Hong Kong’s crime and action films have been likened to opera since before the rise of John Woo, though few recent movies earn that comparison more than Soi Cheang’s delirious and rousing SPL II: A Time For Consequences, which is being distributed here as Kill Zone 2. Mixing martial arts, cops and crooks action, and completely shameless schmaltz, the inventive and perennially underappreciated Cheang (Accident) keeps the movie in a state of exaggerated emotion; it opens with the choral “Lacrimosa” from Mozart’s Requiem and a slow-mo shot tinted arterial red, and rarely lets up from there. Given two staggeringly gifted martial-arts stars—Hong Kong’s Wu Jing and Thailand’s Tony Jaa—and an insane script about bodies being moved, damaged, and commodified that has zilch to do with the 2005 Donnie Yen vehicle SPL (a.k.a. Kill Zone), Cheang builds flourish upon flourish with a ballsiness that recalls Brian De Palma in his prime.
Wearing a sparse goatee, Wu stars as Kit, a Hong Kong undercover cop who has developed a nasty drug habit while trying to infiltrate a ring of organ traffickers. In a sequence of events too convoluted to get into here, Kit ends up at a squalid prison in Thailand, where the unbelievably dapper warden (stuntman-turned-actor Zhang Jin) is in league with Mr. Hung (Louis Koo, made up like a creepy anime villain), the organ snatchers’ sickly ringleader. Among the prison guards is Chatchai (Jaa, acting for once), a new hire whose daughter has leukemia. There is also some business involving a cellphone; a knife-throwing henchman with shaved eyebrows; and Kit’s uncle and supervisor, Wah (Simon Yam), who is trying to rescue his nephew. The contrived, convoluted, hard-to-summarize plotting comes down to a circuit of bodies being smuggled and mangled, from the toll of police work (e.g., Kit’s addiction) to the black-market organ trade. (There’s a fairy-tale element, too, as the evil Mr. Hung literally needs a heart.)

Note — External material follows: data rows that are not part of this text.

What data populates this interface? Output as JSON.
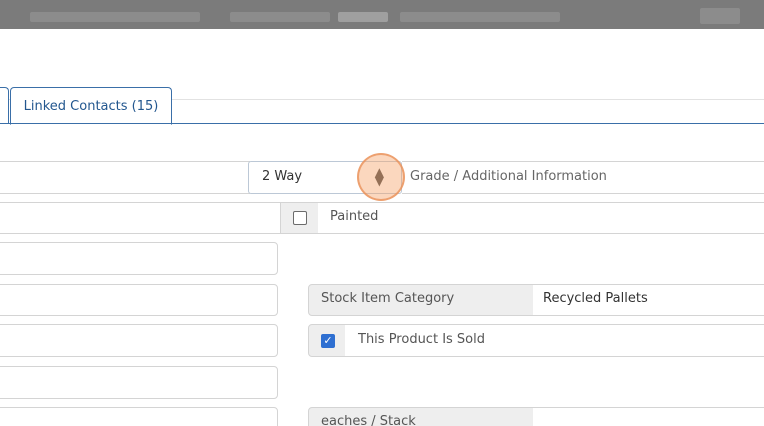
{
  "tabs": {
    "active_label": "Linked Contacts (15)"
  },
  "select": {
    "value": "2 Way",
    "side_label": "Grade / Additional Information"
  },
  "painted": {
    "label": "Painted",
    "checked": false
  },
  "stock_item_category": {
    "label": "Stock Item Category",
    "value": "Recycled Pallets"
  },
  "product_sold": {
    "label": "This Product Is Sold",
    "checked": true
  },
  "eaches_stack": {
    "label": "eaches / Stack"
  }
}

Cheang, a protégé of genre master Johnnie To, swings for the fences, utilizing acrobatic camera movements, dramatic wide-angle compositions, theatrical lighting, and dazzlingly choreographed fights. Making the most of his stars’ athletic abilities while drawing on his early career in horror, he makes Kill Zone 2’s violence both thrilling and squirm-inducing. Throats get sliced, hands gets stabbed through, bones are broken; these are bodies being weaponized against each other, in other words. The overwrought, go-for-broke mentality sometimes pushes the film toward the soapy and the sickeningly saccharine, but also produces some of the best action scenes in recent memory: a riveting free-for-all shoot-out in the glass corridors of Hong Kong’s Kai Tak Cruise Terminal that could teach any Hollywood movie a thing or two about sight lines and intercutting; a prison riot handled like a Broadway ensemble number; and the climax, staged in a massive all-white penthouse, which pushes a movie with no shortage of visual metaphors into stylized abstraction.